There’s a difference between a customer and a right-fit customer. A right-fit customer tells people about your product and keys you in on the challenges they face in their job and how you can do more to address them. It’s a relationship, not just a transaction, and one that can really accelerate your growth (and make you enjoy going to work every day).
To find that right-fit customer who is tired of legacy financial systems and ready for your technology, you have to understand who they are, where they get information, what their needs/challenges are, and how they think and talk about things—and you have to share this with everyone on your marketing and sales teams. Customer profiles keep your messaging focused on defining your product in the context of your customers’ goals and making your technology relevant in their lives.
Advancements in data and targeting technologies from marketing platforms have enabled marketers to apply detailed customer insights to efficiently reach their right-fit customers. But these technological advancements only work if you know what and who you’re looking for.
Identifying your right-fit customers
Whether you’re producing your own research or purchasing it from a third-party, here’s the data you need to identify your right-fit customers:
- Goals of the purchase of your tech and pain points it resolves
- Barriers to purchase

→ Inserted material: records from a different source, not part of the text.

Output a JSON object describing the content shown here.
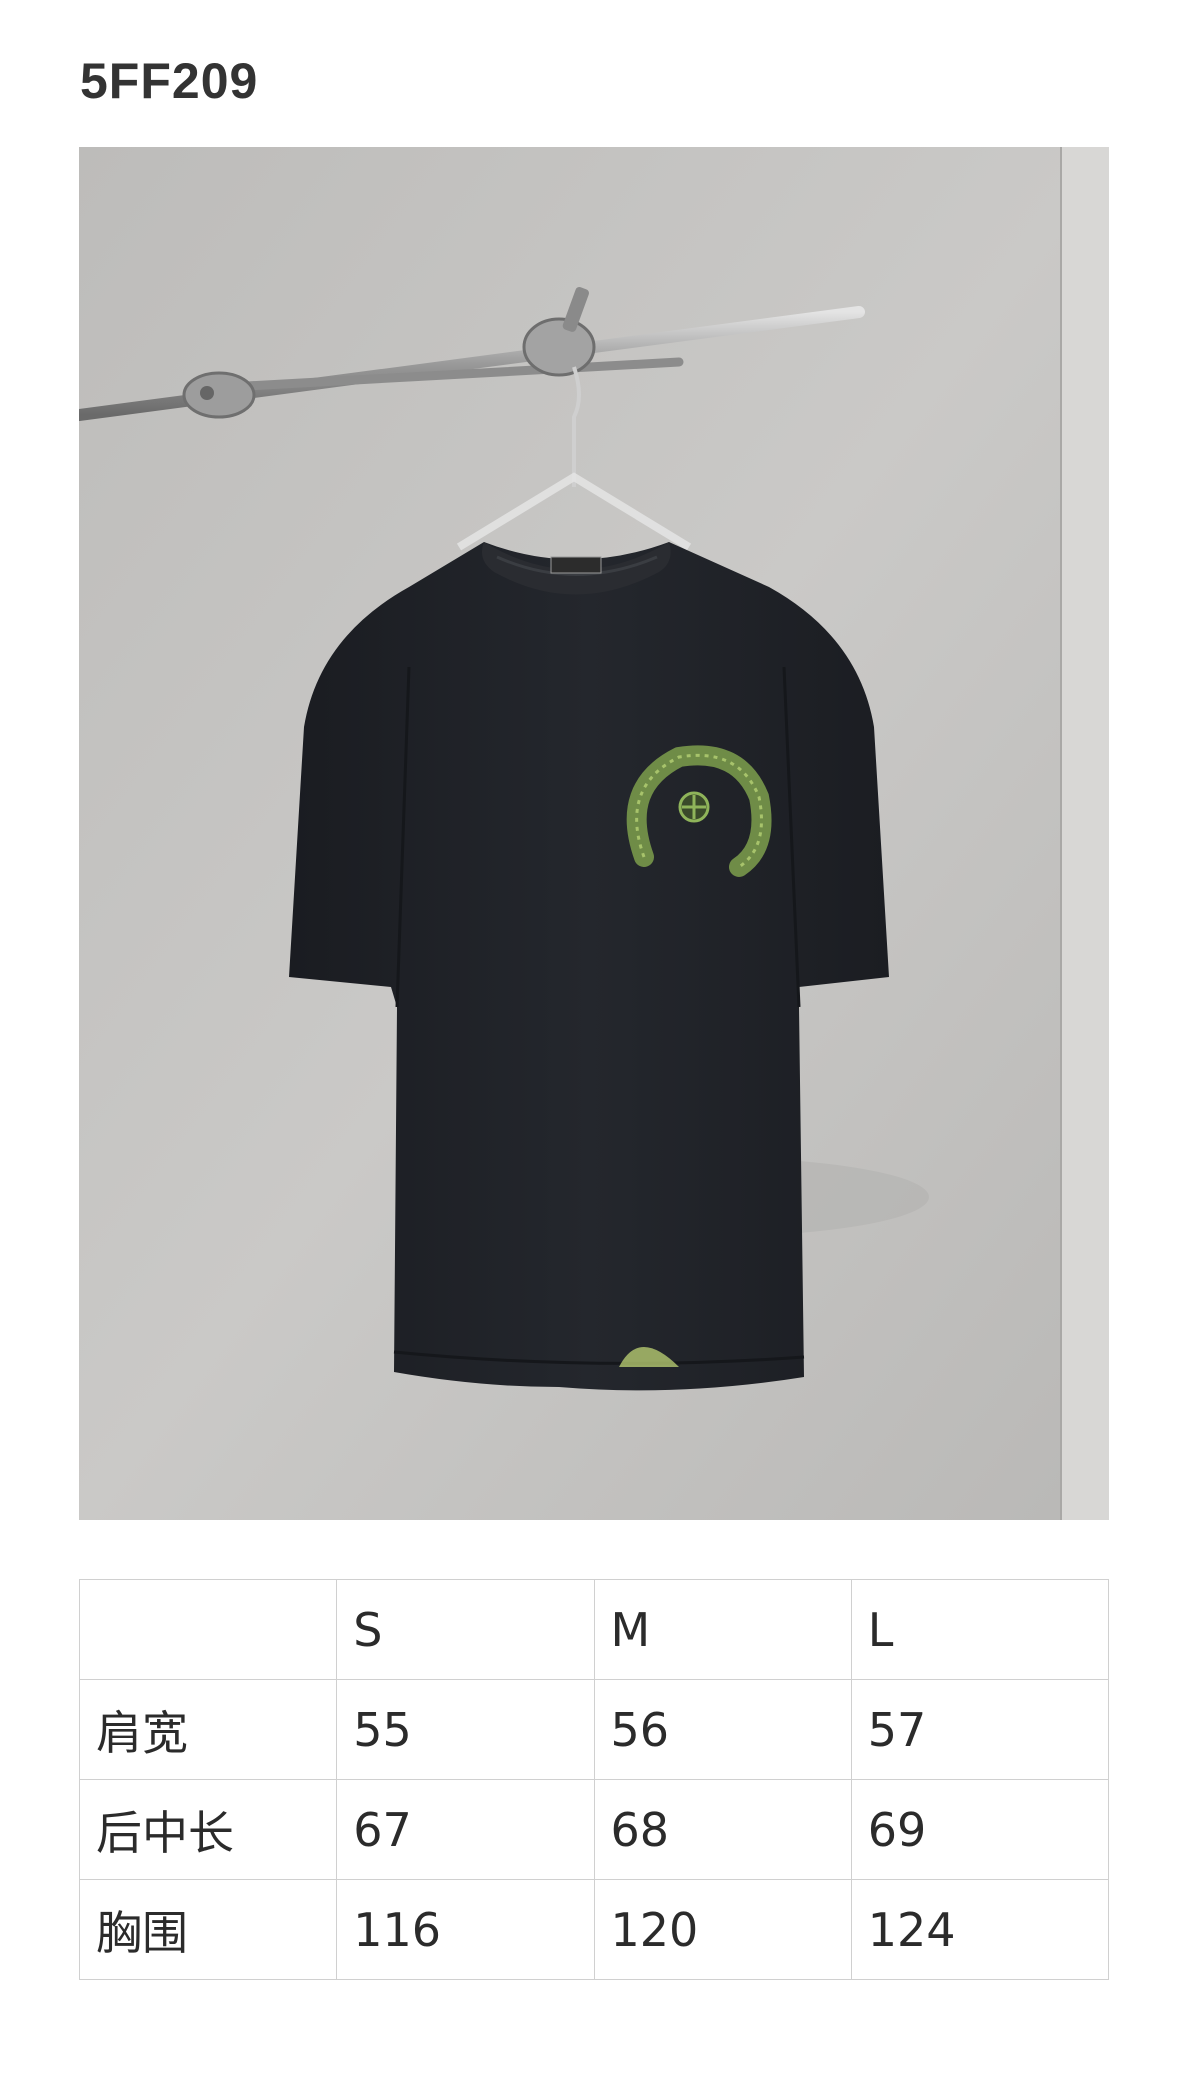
{
  "product": {
    "code": "5FF209",
    "image_alt": "black t-shirt on hanger",
    "logo_icon": "horseshoe-cross-logo-icon"
  },
  "size_table": {
    "header": [
      "",
      "S",
      "M",
      "L"
    ],
    "rows": [
      {
        "label": "肩宽",
        "values": [
          "55",
          "56",
          "57"
        ]
      },
      {
        "label": "后中长",
        "values": [
          "67",
          "68",
          "69"
        ]
      },
      {
        "label": "胸围",
        "values": [
          "116",
          "120",
          "124"
        ]
      }
    ]
  },
  "colors": {
    "background": "#ffffff",
    "photo_backdrop": "#c4c3c1",
    "shirt": "#1f2126",
    "logo_green": "#8fb45a",
    "table_border": "#d0d0d0",
    "text": "#2b2b2b"
  }
}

- Decision-maker and influencer information: job titles, occupation and roles, age, gender, education level, income, marital status, geographic location, and interests
Best places to look for this data
Your data should come from a variety of sources. Some of the sources we use at envisionit to define audiences include:
- CRM data
- Engagement reports from third-party platforms (e.g. analytics or social media platforms)
- Interviewing key stakeholders and customers
- Third-party research
Let’s review an example of a profile we recently created. First, it’s important to understand how we establish and utilize customer “mindset.” In a recent interview with Todd Brook, CEO at envisionit, Brook defines mindset marketing as a way to determine and measure the “optimum mindset of a customer that will return maximum results.” To do this, we first define eight key mindset attributes that are important to the company or brand. We then not only define how each attribute is perceived in the mind of a best-case (or “right-fit”) customer but also how each is perceived in a worse-case customer.
Once these are established, we are able to build out a scoring mechanism—or “Mindset Scorecard”—that allows us to focus in on avoiding the worst and only recruiting the best prospective customers. This way “you’re investing your time and money to win the right type of customers faster,” according to Brook.
Now, in this example we know that the Product Manager is an audience we would like to target. On the left under “Mindset,” we’ve identified how our Project Manager’s top 3 mindset attributes align with the brand (Complexity, Value, Support). Our team then leverages the Mindset Scorecard, which informs us that Pete wants an in-depth understanding of the technology (is OK with Complexity), that he’s focused on how the solution will deliver value to his organization (might like a white paper focused on the total cost of ownership, for example) and appreciates Support (is looking for a partner to integrate and deploy, in this particular case, the API).
In the middle column, we attribute a quote to Pete. This is the piece of the profile where people really begin to understand how he thinks and how to appeal to him. If we nail Pete’s voice, we have a better chance of connecting with him.
In the right column, we’ve noted position in the purchasing decision. A lot of fintech solutions need buy-in across leadership, and the winning arguments for adoption differ depending on goals and responsibilities of the role. Sometimes the best way to influence procurement is by moving up the chain and building the case starting with influencers and discoverers who may not have a leadership position but are eager to deliver value.
Profiles should inform every aspect of your sales and marketing strategies. They are the first step in developing personalization strategies that can have a tremendous impact on your bottom line results. Depending on the content and information provided, they can be used for:
- Informing highly-targeted brand messaging strategies
- Personalization of content marketing efforts
- Development of sales and nurturing tactics
- Paid media creative and targeting strategies
- Website and landing page content & structure
It’s more than data. It’s connected insights.
While everyone is obsessed with customer data, it’s important you transform this data into a fuller picture of your ideal or “right-fit” customer. The fuller the picture you create, the easier it will be to connect with the people who can move your business forward.